You’ve found a house, it has the right schools and it’s in your established budget. Now comes the hard part. How much should you offer?
Ask yourself the following 5 questions and you’ll find you’re in a strong position when it comes to writing a compelling and fair offer.
1. What will the market support? First and foremost you need to understand the home’s “fair market value”. i.e. What have typical home buyers paid for a home like this in the recent past. Enlist the help of an experienced agent with current local knowledge (someone who’s currently active in the local market) to gather information on recent comparable sales (comps). Don’t rely on Zillow’s zestimate for accuracy. Even Zillow acknowledges this is simply a “starting point” and encourages users to supplement this information with a Realtor’s market analysis or an appraisal.

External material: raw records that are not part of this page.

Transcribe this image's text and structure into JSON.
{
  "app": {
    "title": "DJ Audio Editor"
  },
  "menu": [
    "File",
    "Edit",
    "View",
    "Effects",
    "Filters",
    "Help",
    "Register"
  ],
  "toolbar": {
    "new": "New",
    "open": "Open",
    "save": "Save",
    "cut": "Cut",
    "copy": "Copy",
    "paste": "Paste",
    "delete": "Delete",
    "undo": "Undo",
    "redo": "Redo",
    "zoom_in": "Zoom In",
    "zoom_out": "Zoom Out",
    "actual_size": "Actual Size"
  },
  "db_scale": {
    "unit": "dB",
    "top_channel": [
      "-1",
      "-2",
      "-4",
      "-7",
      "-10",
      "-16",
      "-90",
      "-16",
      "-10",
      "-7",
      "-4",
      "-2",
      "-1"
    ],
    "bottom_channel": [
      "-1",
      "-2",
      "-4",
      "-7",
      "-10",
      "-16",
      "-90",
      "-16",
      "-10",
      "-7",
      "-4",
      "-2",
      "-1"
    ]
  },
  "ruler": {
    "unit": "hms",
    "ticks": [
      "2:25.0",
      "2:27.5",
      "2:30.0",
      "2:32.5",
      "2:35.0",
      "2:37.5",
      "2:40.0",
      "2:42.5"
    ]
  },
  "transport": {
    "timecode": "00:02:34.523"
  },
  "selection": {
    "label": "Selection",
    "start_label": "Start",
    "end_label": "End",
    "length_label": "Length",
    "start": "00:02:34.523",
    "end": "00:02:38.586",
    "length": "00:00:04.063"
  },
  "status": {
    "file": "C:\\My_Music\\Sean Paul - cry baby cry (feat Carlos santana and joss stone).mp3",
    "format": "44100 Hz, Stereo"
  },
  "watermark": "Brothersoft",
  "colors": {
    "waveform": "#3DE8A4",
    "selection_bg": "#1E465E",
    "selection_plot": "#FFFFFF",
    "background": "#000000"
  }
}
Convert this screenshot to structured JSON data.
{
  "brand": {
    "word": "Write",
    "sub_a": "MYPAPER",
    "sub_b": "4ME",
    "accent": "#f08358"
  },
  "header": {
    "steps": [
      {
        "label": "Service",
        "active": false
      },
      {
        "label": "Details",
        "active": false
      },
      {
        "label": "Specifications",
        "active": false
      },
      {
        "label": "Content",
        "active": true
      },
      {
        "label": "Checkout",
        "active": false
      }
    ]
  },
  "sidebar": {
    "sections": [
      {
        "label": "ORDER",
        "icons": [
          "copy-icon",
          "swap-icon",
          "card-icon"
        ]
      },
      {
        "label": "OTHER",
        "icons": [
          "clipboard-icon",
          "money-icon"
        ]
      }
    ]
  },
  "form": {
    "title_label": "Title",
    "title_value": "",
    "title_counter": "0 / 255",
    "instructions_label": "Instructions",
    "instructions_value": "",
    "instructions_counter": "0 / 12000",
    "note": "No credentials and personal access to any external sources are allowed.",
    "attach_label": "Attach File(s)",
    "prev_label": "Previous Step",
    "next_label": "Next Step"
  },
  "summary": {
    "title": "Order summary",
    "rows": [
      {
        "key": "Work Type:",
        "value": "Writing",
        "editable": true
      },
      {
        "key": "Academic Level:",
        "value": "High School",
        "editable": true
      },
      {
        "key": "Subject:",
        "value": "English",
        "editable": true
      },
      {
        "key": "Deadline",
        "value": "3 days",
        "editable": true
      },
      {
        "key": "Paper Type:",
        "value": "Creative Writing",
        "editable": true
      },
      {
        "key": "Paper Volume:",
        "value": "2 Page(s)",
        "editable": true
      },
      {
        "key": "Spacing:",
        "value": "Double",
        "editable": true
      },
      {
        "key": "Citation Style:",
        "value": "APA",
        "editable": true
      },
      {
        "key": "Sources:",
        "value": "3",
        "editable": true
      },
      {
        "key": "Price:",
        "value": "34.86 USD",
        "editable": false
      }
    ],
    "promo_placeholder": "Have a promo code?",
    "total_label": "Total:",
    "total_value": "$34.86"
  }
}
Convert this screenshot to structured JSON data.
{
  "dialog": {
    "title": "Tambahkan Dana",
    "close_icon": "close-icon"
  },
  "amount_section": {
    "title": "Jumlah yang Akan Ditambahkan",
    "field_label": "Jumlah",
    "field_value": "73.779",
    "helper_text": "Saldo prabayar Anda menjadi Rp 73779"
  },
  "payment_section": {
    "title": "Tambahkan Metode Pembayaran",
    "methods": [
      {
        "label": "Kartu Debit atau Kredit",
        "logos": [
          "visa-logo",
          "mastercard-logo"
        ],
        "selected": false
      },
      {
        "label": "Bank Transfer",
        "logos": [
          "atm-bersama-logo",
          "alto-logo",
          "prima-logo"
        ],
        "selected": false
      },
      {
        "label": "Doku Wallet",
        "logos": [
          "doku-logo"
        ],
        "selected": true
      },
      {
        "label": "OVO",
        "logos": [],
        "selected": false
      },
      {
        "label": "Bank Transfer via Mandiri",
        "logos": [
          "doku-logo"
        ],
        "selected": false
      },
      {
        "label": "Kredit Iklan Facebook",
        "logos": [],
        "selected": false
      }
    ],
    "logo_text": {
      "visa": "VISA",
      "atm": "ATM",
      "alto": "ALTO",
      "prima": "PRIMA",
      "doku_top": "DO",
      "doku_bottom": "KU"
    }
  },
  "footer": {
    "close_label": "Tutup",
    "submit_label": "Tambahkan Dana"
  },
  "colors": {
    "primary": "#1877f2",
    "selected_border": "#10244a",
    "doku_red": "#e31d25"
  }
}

The best comps are similar properties sold within the last 3 months. Sometimes it might be difficult to find recent comps, in which case your agent’s experience and knowledge of the market and similar areas will be invaluable. Ask the listing agent what comps they used to set the price. The seller and their agent have already been through this exercise, you can benefit from their market research.
2. What can you afford to offer? Although the house is in your budget and your mortgage has been pre-approved at a sufficient level, the house may require repairs, have a costly HOA or be located in a less desirable school district resulting in you sending your kids to private school. This obviously adds to the monthly cost of you living there. Your offer price needs to take into account what you can afford on a monthly basis. Adjust it accordingly.
3. Do you have competition? Sometimes it’s as simple as having your agent ask the listing agent if there are any other offers on the table. Obviously another offer means you’ll need to be competitive in order to win. Although this may be a buyers market overall, there are still pockets of competition around resulting in multiple offers for well-priced homes. Don’t fall into the trap of assuming that all sellers are desperate sellers.
Your agent can generate stats showing the average number of days on market for properties, inventory levels overall, average list price vs sales price etc. This will help to give you a general view of the market activity in the area.
4. How motivated are they? What’s the seller’s situation? How long have they been on the market? Have they had any price reductions? Do they need to move or can they wait? A motivated seller will be more likely to negotiate an offer than someone who’s testing the market.
5. How motivated are you? If this is the home of your dreams you may be prepared to make an offer on the higher end of the home’s fair market value range.
At the end of the day you may never reach agreement on price for a particular home, but if you’ve followed these guidelines you can feel good about walking away having given it your best shot.
Based on an original column by Tara-Nicholle Nelson